“Certainly there’s guys in Southern California that know about Khalil Tate; that’s helped a little bit,” Rodriguez said.

Added Singletary: “It’s always a benefit to have a player that can bring some notoriety to your program — not just in your region where the school is located, but nationally. That’s been beneficial.”

Arizona’s 16-person recruiting class is still only ranked 63rd nationally (and ninth in the Pac-12) by Scout.com. The UA’s highest-rated recruit is a Mykee Irving, a three-star defensive tackle, though that could change with continued on-field success.

This 2018 class will be Singletary’s second as the head of Arizona’s recruiting department. During Arizona’s successful 2017 recruiting cycle, he split some duties with Matt Dudek, who has since departed for Michigan.

Ironically, Singletary is a Michigan alumnus who spent years working in Ann Arbor under Rodriguez, Lloyd Carr, Brady Hoke and Jim Harbaugh before relocating to Tucson last year.

“I got here the Monday after Valentine’s Day, and I love it,” Singletary said. “I like it a lot. I was already excited, and now I’ve been here a full year and I enjoy it. I enjoy the town, I enjoy the culture of the department and the people. There’s definitely no second-guessing.”

The 2018 recruiting class will be Singletary’s baby. There’s still a lot of work to be done to make the class nationally relevant, or respected, but the combination of winning, Khalil Tate and buzz-building, it seems, is helping.

“There’s a lot of good players out there, a lot of guys interested in wearing that Block A and getting their Arizona degree,” Singletary said. “Recruiting never stops.

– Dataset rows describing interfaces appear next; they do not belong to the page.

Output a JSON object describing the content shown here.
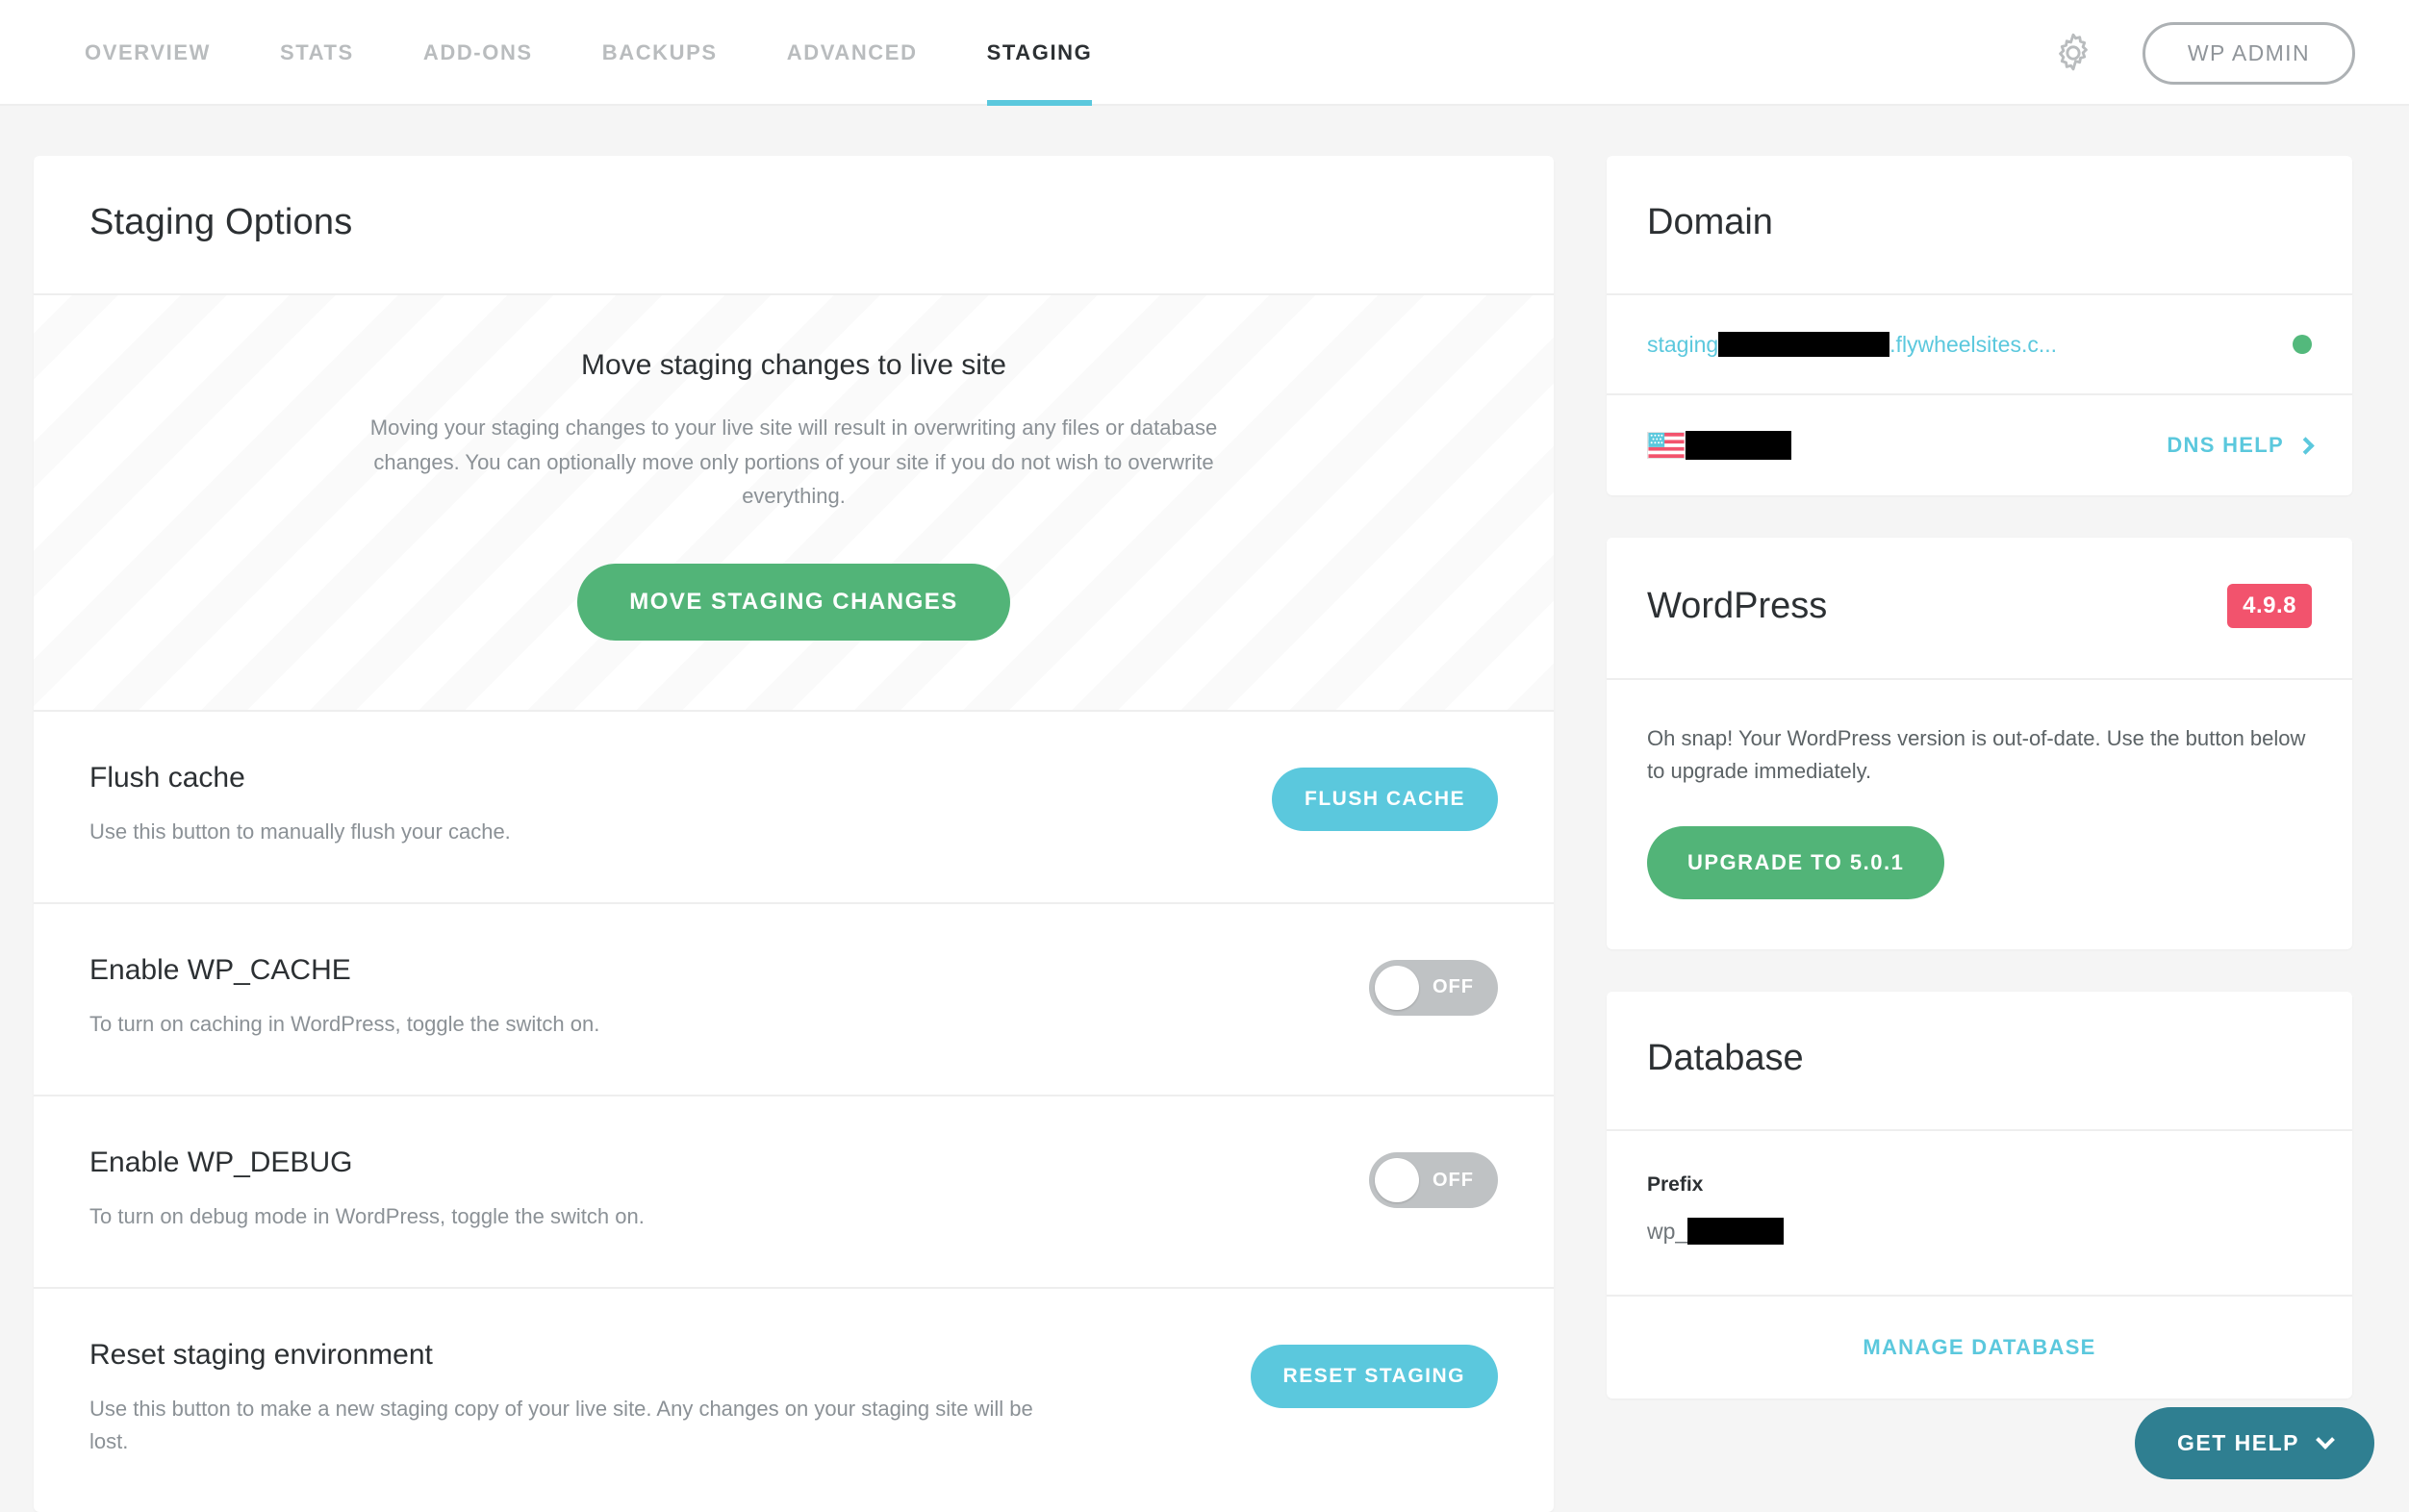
{
  "nav": {
    "tabs": [
      {
        "label": "OVERVIEW",
        "active": false
      },
      {
        "label": "STATS",
        "active": false
      },
      {
        "label": "ADD-ONS",
        "active": false
      },
      {
        "label": "BACKUPS",
        "active": false
      },
      {
        "label": "ADVANCED",
        "active": false
      },
      {
        "label": "STAGING",
        "active": true
      }
    ],
    "gear_icon": "gear-icon",
    "wp_admin_label": "WP ADMIN"
  },
  "staging": {
    "title": "Staging Options",
    "banner": {
      "heading": "Move staging changes to live site",
      "body": "Moving your staging changes to your live site will result in overwriting any files or database changes. You can optionally move only portions of your site if you do not wish to overwrite everything.",
      "button_label": "MOVE STAGING CHANGES"
    },
    "options": [
      {
        "title": "Flush cache",
        "desc": "Use this button to manually flush your cache.",
        "control": "button",
        "button_label": "FLUSH CACHE"
      },
      {
        "title": "Enable WP_CACHE",
        "desc": "To turn on caching in WordPress, toggle the switch on.",
        "control": "toggle",
        "toggle_label": "OFF",
        "toggle_state": "off"
      },
      {
        "title": "Enable WP_DEBUG",
        "desc": "To turn on debug mode in WordPress, toggle the switch on.",
        "control": "toggle",
        "toggle_label": "OFF",
        "toggle_state": "off"
      },
      {
        "title": "Reset staging environment",
        "desc": "Use this button to make a new staging copy of your live site. Any changes on your staging site will be lost.",
        "control": "button",
        "button_label": "RESET STAGING"
      }
    ]
  },
  "domain": {
    "title": "Domain",
    "url_prefix": "staging",
    "url_suffix": ".flywheelsites.c...",
    "url_redacted": true,
    "status": "online",
    "status_color": "#53b97c",
    "flag_icon": "us-flag-icon",
    "region_redacted": true,
    "dns_help_label": "DNS HELP"
  },
  "wordpress": {
    "title": "WordPress",
    "version_badge": "4.9.8",
    "badge_color": "#f2536d",
    "note": "Oh snap! Your WordPress version is out-of-date. Use the button below to upgrade immediately.",
    "upgrade_label": "UPGRADE TO 5.0.1"
  },
  "database": {
    "title": "Database",
    "prefix_label": "Prefix",
    "prefix_value": "wp_",
    "prefix_redacted": true,
    "manage_label": "MANAGE DATABASE"
  },
  "support": {
    "get_help_label": "GET HELP",
    "chevron_icon": "chevron-down-icon",
    "color": "#2f7f91"
  }
}
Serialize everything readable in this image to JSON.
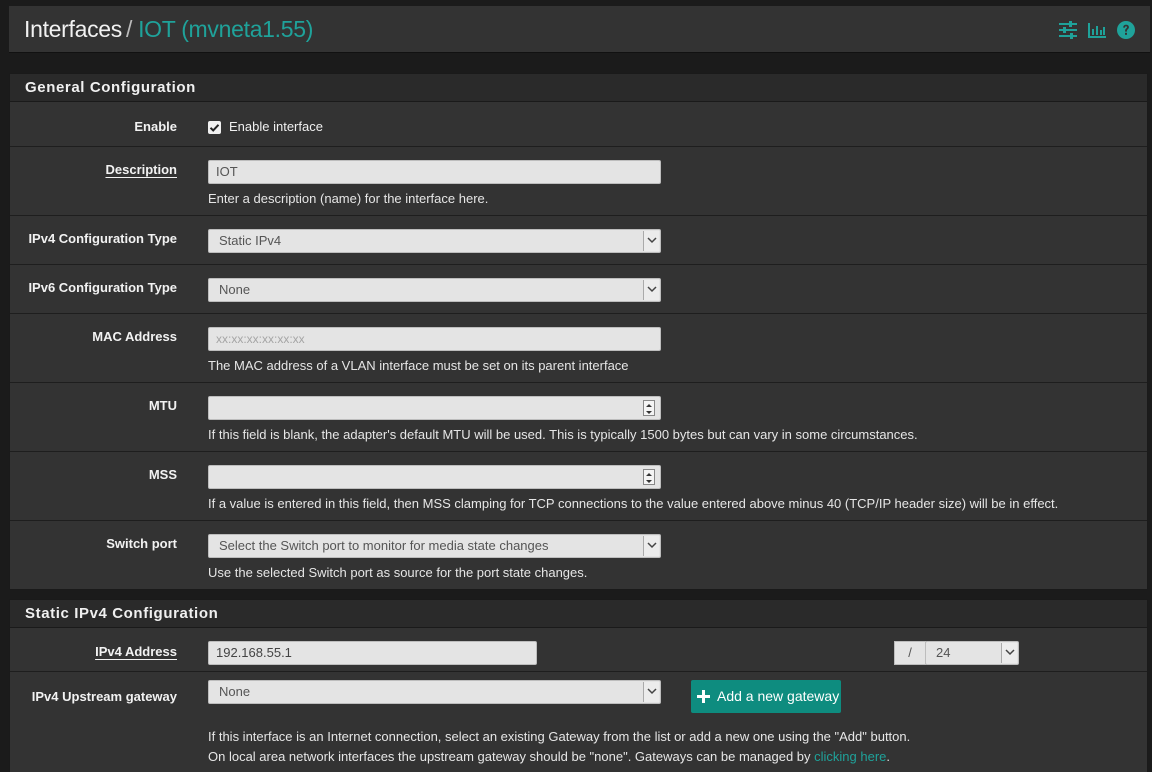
{
  "header": {
    "breadcrumb_root": "Interfaces",
    "separator": "/",
    "breadcrumb_current": "IOT (mvneta1.55)",
    "icons": [
      "sliders-icon",
      "bar-chart-icon",
      "help-icon"
    ],
    "accent_color": "#1fa29a"
  },
  "general": {
    "title": "General Configuration",
    "enable": {
      "label": "Enable",
      "checkbox_label": "Enable interface",
      "checked": true
    },
    "description": {
      "label": "Description",
      "value": "IOT",
      "help": "Enter a description (name) for the interface here."
    },
    "ipv4_type": {
      "label": "IPv4 Configuration Type",
      "value": "Static IPv4"
    },
    "ipv6_type": {
      "label": "IPv6 Configuration Type",
      "value": "None"
    },
    "mac": {
      "label": "MAC Address",
      "placeholder": "xx:xx:xx:xx:xx:xx",
      "help": "The MAC address of a VLAN interface must be set on its parent interface"
    },
    "mtu": {
      "label": "MTU",
      "value": "",
      "help": "If this field is blank, the adapter's default MTU will be used. This is typically 1500 bytes but can vary in some circumstances."
    },
    "mss": {
      "label": "MSS",
      "value": "",
      "help": "If a value is entered in this field, then MSS clamping for TCP connections to the value entered above minus 40 (TCP/IP header size) will be in effect."
    },
    "switch_port": {
      "label": "Switch port",
      "value": "Select the Switch port to monitor for media state changes",
      "help": "Use the selected Switch port as source for the port state changes."
    }
  },
  "static_ipv4": {
    "title": "Static IPv4 Configuration",
    "address": {
      "label": "IPv4 Address",
      "value": "192.168.55.1",
      "slash": "/",
      "cidr": "24"
    },
    "gateway": {
      "label": "IPv4 Upstream gateway",
      "value": "None",
      "add_button": "Add a new gateway",
      "help_line1": "If this interface is an Internet connection, select an existing Gateway from the list or add a new one using the \"Add\" button.",
      "help_line2_prefix": "On local area network interfaces the upstream gateway should be \"none\". Gateways can be managed by ",
      "help_link": "clicking here",
      "help_line2_suffix": "."
    }
  }
}
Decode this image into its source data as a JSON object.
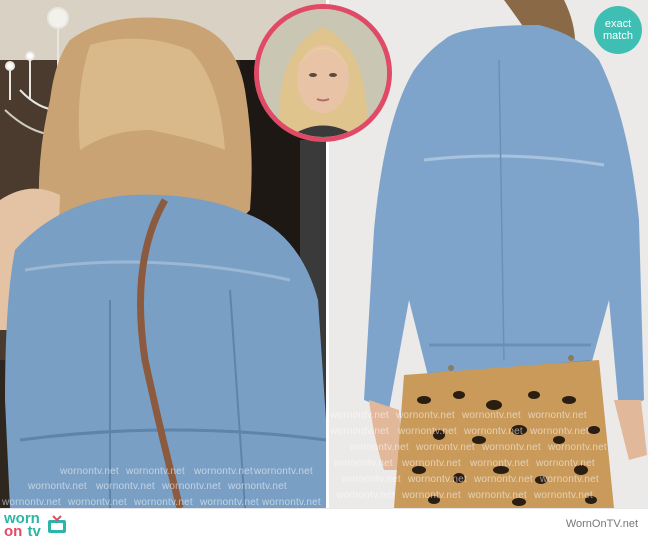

It’s fun.”

Contact: zrosenblatt@tucson.com or 573-4145. On Twitter: @ZackBlatt